• [BRIEF]
Reproduce the records. Keep every word exact and include no images.

** Opening INFORMATION SHOWN block **

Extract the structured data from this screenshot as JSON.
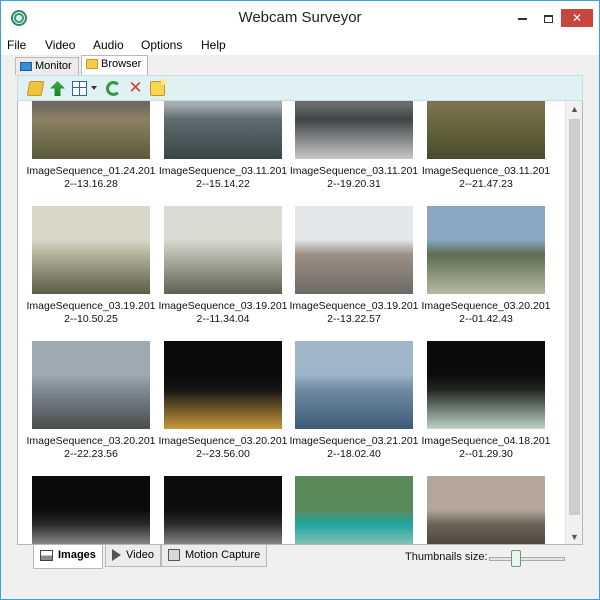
{
  "window": {
    "title": "Webcam Surveyor",
    "close_glyph": "✕"
  },
  "menu": [
    "File",
    "Video",
    "Audio",
    "Options",
    "Help"
  ],
  "top_tabs": [
    {
      "label": "Monitor",
      "icon": "monitor-icon",
      "active": false
    },
    {
      "label": "Browser",
      "icon": "folder-icon",
      "active": true
    }
  ],
  "toolbar": {
    "icons": [
      "open-folder-icon",
      "up-folder-icon",
      "view-mode-icon",
      "refresh-icon",
      "delete-icon",
      "new-folder-icon"
    ],
    "delete_glyph": "✕"
  },
  "thumbnails": [
    {
      "line1": "ImageSequence_01.24.201",
      "line2": "2--13.16.28",
      "scene": [
        "#6d6a5e",
        "#8c8064",
        "#5a5a3c"
      ]
    },
    {
      "line1": "ImageSequence_03.11.201",
      "line2": "2--15.14.22",
      "scene": [
        "#a6adb0",
        "#5f6b6f",
        "#3a4546"
      ]
    },
    {
      "line1": "ImageSequence_03.11.201",
      "line2": "2--19.20.31",
      "scene": [
        "#6b6b6b",
        "#3f4446",
        "#c8c8c8"
      ]
    },
    {
      "line1": "ImageSequence_03.11.201",
      "line2": "2--21.47.23",
      "scene": [
        "#7c7250",
        "#6a6a40",
        "#4b4a2c"
      ]
    },
    {
      "line1": "ImageSequence_03.19.201",
      "line2": "2--10.50.25",
      "scene": [
        "#d9d7c8",
        "#b4b29b",
        "#5c5b48"
      ]
    },
    {
      "line1": "ImageSequence_03.19.201",
      "line2": "2--11.34.04",
      "scene": [
        "#dad9d2",
        "#b9b8ac",
        "#5e5e52"
      ]
    },
    {
      "line1": "ImageSequence_03.19.201",
      "line2": "2--13.22.57",
      "scene": [
        "#e4e7ea",
        "#9c8f85",
        "#6e6a66"
      ]
    },
    {
      "line1": "ImageSequence_03.20.201",
      "line2": "2--01.42.43",
      "scene": [
        "#8aa7c4",
        "#5d6d4e",
        "#b7b9a6"
      ]
    },
    {
      "line1": "ImageSequence_03.20.201",
      "line2": "2--22.23.56",
      "scene": [
        "#9ea9b1",
        "#7f8b96",
        "#4a4c4a"
      ]
    },
    {
      "line1": "ImageSequence_03.20.201",
      "line2": "2--23.56.00",
      "scene": [
        "#0a0a0a",
        "#141414",
        "#c89a3a"
      ]
    },
    {
      "line1": "ImageSequence_03.21.201",
      "line2": "2--18.02.40",
      "scene": [
        "#9fb5c8",
        "#6f8aa2",
        "#3d5b78"
      ]
    },
    {
      "line1": "ImageSequence_04.18.201",
      "line2": "2--01.29.30",
      "scene": [
        "#0b0b0b",
        "#1f2620",
        "#bfd4c7"
      ]
    },
    {
      "line1": "",
      "line2": "",
      "scene": [
        "#0b0b0b",
        "#2a2a2a",
        "#dfe6e1"
      ]
    },
    {
      "line1": "",
      "line2": "",
      "scene": [
        "#0d0d0d",
        "#2d2d2d",
        "#d9e0dc"
      ]
    },
    {
      "line1": "",
      "line2": "",
      "scene": [
        "#5a8a5a",
        "#1fa6a0",
        "#e7dcc2"
      ]
    },
    {
      "line1": "",
      "line2": "",
      "scene": [
        "#b4a69a",
        "#6b6459",
        "#2f2b26"
      ]
    }
  ],
  "scroll": {
    "up": "▲",
    "down": "▼"
  },
  "bottom_tabs": [
    {
      "label": "Images",
      "icon": "image-icon",
      "active": true
    },
    {
      "label": "Video",
      "icon": "play-icon",
      "active": false
    },
    {
      "label": "Motion Capture",
      "icon": "motion-capture-icon",
      "active": false
    }
  ],
  "thumbnail_size": {
    "label": "Thumbnails size:",
    "value": 0.33
  }
}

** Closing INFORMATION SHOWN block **

• [ANSWER BOX]
Extract the structured data from this screenshot as JSON.
{
  "window": {
    "title": "Webcam Surveyor",
    "close_glyph": "✕"
  },
  "menu": [
    "File",
    "Video",
    "Audio",
    "Options",
    "Help"
  ],
  "top_tabs": [
    {
      "label": "Monitor",
      "icon": "monitor-icon",
      "active": false
    },
    {
      "label": "Browser",
      "icon": "folder-icon",
      "active": true
    }
  ],
  "toolbar": {
    "icons": [
      "open-folder-icon",
      "up-folder-icon",
      "view-mode-icon",
      "refresh-icon",
      "delete-icon",
      "new-folder-icon"
    ],
    "delete_glyph": "✕"
  },
  "thumbnails": [
    {
      "line1": "ImageSequence_01.24.201",
      "line2": "2--13.16.28",
      "scene": [
        "#6d6a5e",
        "#8c8064",
        "#5a5a3c"
      ]
    },
    {
      "line1": "ImageSequence_03.11.201",
      "line2": "2--15.14.22",
      "scene": [
        "#a6adb0",
        "#5f6b6f",
        "#3a4546"
      ]
    },
    {
      "line1": "ImageSequence_03.11.201",
      "line2": "2--19.20.31",
      "scene": [
        "#6b6b6b",
        "#3f4446",
        "#c8c8c8"
      ]
    },
    {
      "line1": "ImageSequence_03.11.201",
      "line2": "2--21.47.23",
      "scene": [
        "#7c7250",
        "#6a6a40",
        "#4b4a2c"
      ]
    },
    {
      "line1": "ImageSequence_03.19.201",
      "line2": "2--10.50.25",
      "scene": [
        "#d9d7c8",
        "#b4b29b",
        "#5c5b48"
      ]
    },
    {
      "line1": "ImageSequence_03.19.201",
      "line2": "2--11.34.04",
      "scene": [
        "#dad9d2",
        "#b9b8ac",
        "#5e5e52"
      ]
    },
    {
      "line1": "ImageSequence_03.19.201",
      "line2": "2--13.22.57",
      "scene": [
        "#e4e7ea",
        "#9c8f85",
        "#6e6a66"
      ]
    },
    {
      "line1": "ImageSequence_03.20.201",
      "line2": "2--01.42.43",
      "scene": [
        "#8aa7c4",
        "#5d6d4e",
        "#b7b9a6"
      ]
    },
    {
      "line1": "ImageSequence_03.20.201",
      "line2": "2--22.23.56",
      "scene": [
        "#9ea9b1",
        "#7f8b96",
        "#4a4c4a"
      ]
    },
    {
      "line1": "ImageSequence_03.20.201",
      "line2": "2--23.56.00",
      "scene": [
        "#0a0a0a",
        "#141414",
        "#c89a3a"
      ]
    },
    {
      "line1": "ImageSequence_03.21.201",
      "line2": "2--18.02.40",
      "scene": [
        "#9fb5c8",
        "#6f8aa2",
        "#3d5b78"
      ]
    },
    {
      "line1": "ImageSequence_04.18.201",
      "line2": "2--01.29.30",
      "scene": [
        "#0b0b0b",
        "#1f2620",
        "#bfd4c7"
      ]
    },
    {
      "line1": "",
      "line2": "",
      "scene": [
        "#0b0b0b",
        "#2a2a2a",
        "#dfe6e1"
      ]
    },
    {
      "line1": "",
      "line2": "",
      "scene": [
        "#0d0d0d",
        "#2d2d2d",
        "#d9e0dc"
      ]
    },
    {
      "line1": "",
      "line2": "",
      "scene": [
        "#5a8a5a",
        "#1fa6a0",
        "#e7dcc2"
      ]
    },
    {
      "line1": "",
      "line2": "",
      "scene": [
        "#b4a69a",
        "#6b6459",
        "#2f2b26"
      ]
    }
  ],
  "scroll": {
    "up": "▲",
    "down": "▼"
  },
  "bottom_tabs": [
    {
      "label": "Images",
      "icon": "image-icon",
      "active": true
    },
    {
      "label": "Video",
      "icon": "play-icon",
      "active": false
    },
    {
      "label": "Motion Capture",
      "icon": "motion-capture-icon",
      "active": false
    }
  ],
  "thumbnail_size": {
    "label": "Thumbnails size:",
    "value": 0.33
  }
}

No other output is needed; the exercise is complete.